This year's coin flip could be meaningless, with the peculiar wind stream at Soldier Field. The Redskins could give up the ball in favor of the wind in the first quarter only to have the wind change directions. It's a gamble.

But Gibbs remembers that Giants game all too well. "I laughed when they said there was going to be a 50-mph wind. And then it seemed like it must've been 70."

Other than McMahon, the Bears players don't take too many precautions for the cold, only because it's second (not to mention mother) nature by now. Linebacker Mike Singletary was asked today to name the coldest Bears game ever and answered: "I can't. They're all cold to me at a certain time of year."

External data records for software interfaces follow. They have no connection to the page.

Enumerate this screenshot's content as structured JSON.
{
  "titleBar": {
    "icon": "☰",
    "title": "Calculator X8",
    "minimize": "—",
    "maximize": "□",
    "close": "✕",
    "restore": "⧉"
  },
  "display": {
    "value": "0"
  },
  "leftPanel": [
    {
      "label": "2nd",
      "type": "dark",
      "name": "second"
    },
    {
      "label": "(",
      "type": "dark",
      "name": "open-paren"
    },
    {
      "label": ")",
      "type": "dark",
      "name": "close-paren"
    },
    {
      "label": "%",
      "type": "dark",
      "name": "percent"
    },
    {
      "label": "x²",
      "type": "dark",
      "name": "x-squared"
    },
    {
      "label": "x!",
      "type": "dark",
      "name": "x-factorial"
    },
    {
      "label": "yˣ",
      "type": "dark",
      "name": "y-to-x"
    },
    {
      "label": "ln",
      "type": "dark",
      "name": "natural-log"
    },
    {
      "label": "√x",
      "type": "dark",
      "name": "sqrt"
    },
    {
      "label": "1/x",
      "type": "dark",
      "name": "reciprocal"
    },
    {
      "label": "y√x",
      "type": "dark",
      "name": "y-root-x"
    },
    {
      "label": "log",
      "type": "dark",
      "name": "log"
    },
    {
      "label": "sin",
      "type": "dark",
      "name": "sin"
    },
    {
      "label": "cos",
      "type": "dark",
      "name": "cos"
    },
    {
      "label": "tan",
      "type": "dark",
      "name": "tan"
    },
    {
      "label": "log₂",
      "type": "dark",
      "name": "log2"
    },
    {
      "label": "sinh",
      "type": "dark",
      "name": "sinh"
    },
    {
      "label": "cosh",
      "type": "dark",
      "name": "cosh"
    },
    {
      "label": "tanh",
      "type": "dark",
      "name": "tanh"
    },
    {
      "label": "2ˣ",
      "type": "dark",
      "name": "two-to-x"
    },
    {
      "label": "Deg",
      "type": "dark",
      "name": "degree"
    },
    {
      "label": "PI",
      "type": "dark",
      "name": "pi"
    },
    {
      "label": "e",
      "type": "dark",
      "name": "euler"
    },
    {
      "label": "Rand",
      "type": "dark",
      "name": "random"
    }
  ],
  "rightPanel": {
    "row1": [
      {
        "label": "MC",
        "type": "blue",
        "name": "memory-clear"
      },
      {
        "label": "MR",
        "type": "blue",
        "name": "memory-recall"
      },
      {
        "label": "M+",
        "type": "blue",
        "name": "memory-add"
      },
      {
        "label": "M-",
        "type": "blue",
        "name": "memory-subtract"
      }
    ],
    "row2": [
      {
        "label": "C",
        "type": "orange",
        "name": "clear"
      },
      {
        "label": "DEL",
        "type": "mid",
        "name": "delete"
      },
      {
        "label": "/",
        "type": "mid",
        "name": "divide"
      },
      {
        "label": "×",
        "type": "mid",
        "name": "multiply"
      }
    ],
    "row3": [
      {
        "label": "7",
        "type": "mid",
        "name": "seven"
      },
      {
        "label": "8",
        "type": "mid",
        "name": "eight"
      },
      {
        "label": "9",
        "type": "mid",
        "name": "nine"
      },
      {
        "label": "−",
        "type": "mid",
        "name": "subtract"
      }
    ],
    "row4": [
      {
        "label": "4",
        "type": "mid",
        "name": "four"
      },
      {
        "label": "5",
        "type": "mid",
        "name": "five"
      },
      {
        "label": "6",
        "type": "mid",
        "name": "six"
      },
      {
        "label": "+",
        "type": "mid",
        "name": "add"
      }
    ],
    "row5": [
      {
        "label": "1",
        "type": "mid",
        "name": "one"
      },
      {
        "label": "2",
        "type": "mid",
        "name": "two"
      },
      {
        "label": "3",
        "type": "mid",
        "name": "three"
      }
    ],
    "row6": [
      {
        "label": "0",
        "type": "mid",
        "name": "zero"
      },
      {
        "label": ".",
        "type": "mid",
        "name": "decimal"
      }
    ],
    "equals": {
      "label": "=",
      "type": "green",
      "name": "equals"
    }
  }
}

The Bears came to South Bend to get in out of the cold. Practices have taken place on an indoor artificial turf field, and running back Walter Payton says that's improved their concentration.

"Let me ask you this," Payton said when asked if he likes playing in the cold. "If somebody said, 'Would you like to go to Hawaii for about three weeks or Anchorage, Alaska, for about three weeks,' which one would you go to? Hawaii? Thank you, you answered that question for me.

"But if I can turn a disadvantage around for my advantage, then I'm going to use it, whether it's playing with no lights, playing in a monsoon or playing during a hurricane."

By heritage, the Bears ignore the wind and cold. That all started with team founder George Halas, who couldn't understand all the fuss.

"It could be 20 degrees and Halas wouldn't allow gloves," said Denver line coach Stan Jones, a Bears player from 1954 to 1965. "And if you had long sleeves, he'd make you roll them up. And you couldn't wear long underwear. If he caught you wearing long underwear, he'd make you take it off."

The coldest temperature ever for an NFL game was Green Bay's "Ice Bowl" in 1967, which was minus-13 at kickoff. Frank Gifford broadcasted the game and remembers having a hot cup of coffee freeze.

Still, the wind-chill factor that day wasn't as bad as the 1981 Cincinnati-San Diego AFC Championship game, which reached 59 below zero. The temperature was minus-9, but the wind gusted over 25 mph. Bengals defender Eddie Edwards wore short sleeves that day, but an intoxicated fan took off his shirt, collapsed and died. There actually was some discussion whether to postpone the game to Monday night and move it indoors to the Pontiac Silverdome or the New Orleans Superdome.

The early '70s was the era of the pouch, not the golf glove. Quarterbacks sewed them onto their jerseys. Nowadays, some quarterbacks like Jay Schroeder have worn wraparound pouches attached to their belt buckle.

Still, Bears Coach Mike Ditka warns his players to keep their hands out of their pockets.

"We practiced last Saturday," Ditka said, "and I saw a lot of guys who never got their hands out of their pockets. So, I don't know about us. If we play that way Sunday, it could revert back to that Ice Bowl game in Green Bay, because I remember a lot of guys that day never got their hands out of their pockets."

Meanwhile, Williams reasoned: "It's not that bad being outside. You're not on the field for 2, 2 1/2 straight hours. I don't think Eskimos just go out there to stand in it. But even Eskimos don't get used to it. They're all hooded over."

Bears linebacker Ron Rivera said he thinks the Bears don't intimidate people like they did in their 1985 Super Bowl year season. "It used to be people thought they had to get breaks to beat the Bears," he said. "Now they feel they can {win} without breaks."

Staff writer Christine Brennan contributed to this report.